**Work to complete**
Reproduce the records that follow without alteration, apart from removing the pictures.

**Material for this exercise**
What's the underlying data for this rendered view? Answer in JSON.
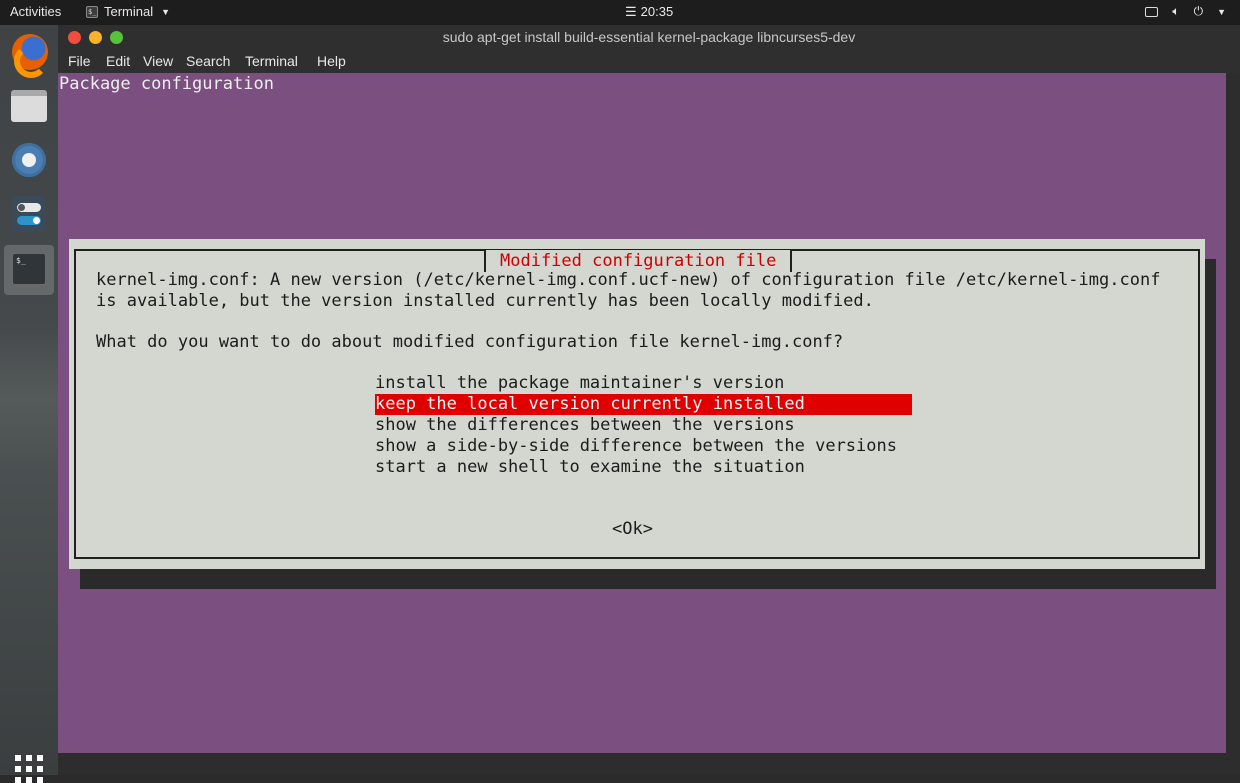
{
  "topbar": {
    "activities": "Activities",
    "app_name": "Terminal",
    "clock_icon": "☰",
    "time": "20:35"
  },
  "dock": {
    "items": [
      "firefox",
      "files",
      "settings",
      "tweaks",
      "terminal"
    ]
  },
  "window": {
    "title": "sudo apt-get install build-essential kernel-package libncurses5-dev",
    "menu": [
      "File",
      "Edit",
      "View",
      "Search",
      "Terminal",
      "Help"
    ]
  },
  "terminal": {
    "header": "Package configuration",
    "dialog": {
      "title": "Modified configuration file",
      "line1": "kernel-img.conf: A new version (/etc/kernel-img.conf.ucf-new) of configuration file /etc/kernel-img.conf",
      "line2": "is available, but the version installed currently has been locally modified.",
      "question": "What do you want to do about modified configuration file kernel-img.conf?",
      "options": [
        "install the package maintainer's version",
        "keep the local version currently installed",
        "show the differences between the versions",
        "show a side-by-side difference between the versions",
        "start a new shell to examine the situation"
      ],
      "selected_index": 1,
      "ok": "<Ok>"
    }
  },
  "colors": {
    "terminal_bg": "#7b4f80",
    "dialog_bg": "#d3d7cf",
    "highlight": "#e00000",
    "dialog_title": "#cc0000"
  }
}
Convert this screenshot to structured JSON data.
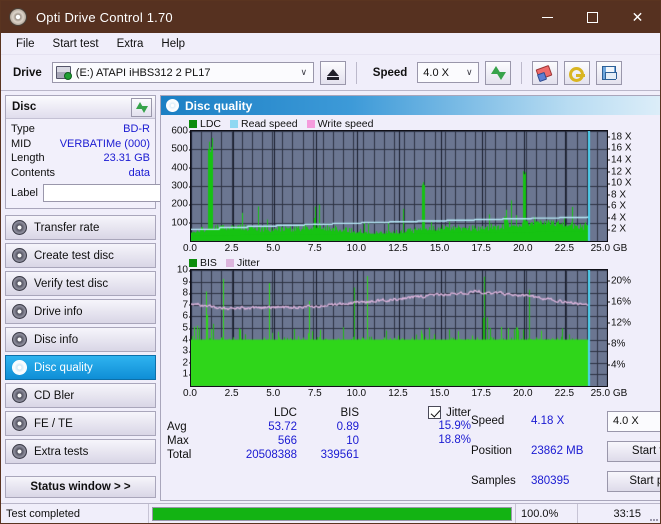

**Finished exercise**
What's the underlying data for this rendered view? Answer in JSON.
{
  "topbar": {
    "activities": "Activities",
    "app_name": "Terminal",
    "clock_icon": "☰",
    "time": "20:35"
  },
  "dock": {
    "items": [
      "firefox",
      "files",
      "settings",
      "tweaks",
      "terminal"
    ]
  },
  "window": {
    "title": "sudo apt-get install build-essential kernel-package libncurses5-dev",
    "menu": [
      "File",
      "Edit",
      "View",
      "Search",
      "Terminal",
      "Help"
    ]
  },
  "terminal": {
    "header": "Package configuration",
    "dialog": {
      "title": "Modified configuration file",
      "line1": "kernel-img.conf: A new version (/etc/kernel-img.conf.ucf-new) of configuration file /etc/kernel-img.conf",
      "line2": "is available, but the version installed currently has been locally modified.",
      "question": "What do you want to do about modified configuration file kernel-img.conf?",
      "options": [
        "install the package maintainer's version",
        "keep the local version currently installed",
        "show the differences between the versions",
        "show a side-by-side difference between the versions",
        "start a new shell to examine the situation"
      ],
      "selected_index": 1,
      "ok": "<Ok>"
    }
  },
  "colors": {
    "terminal_bg": "#7b4f80",
    "dialog_bg": "#d3d7cf",
    "highlight": "#e00000",
    "dialog_title": "#cc0000"
  }
}
Convert this screenshot to structured JSON data.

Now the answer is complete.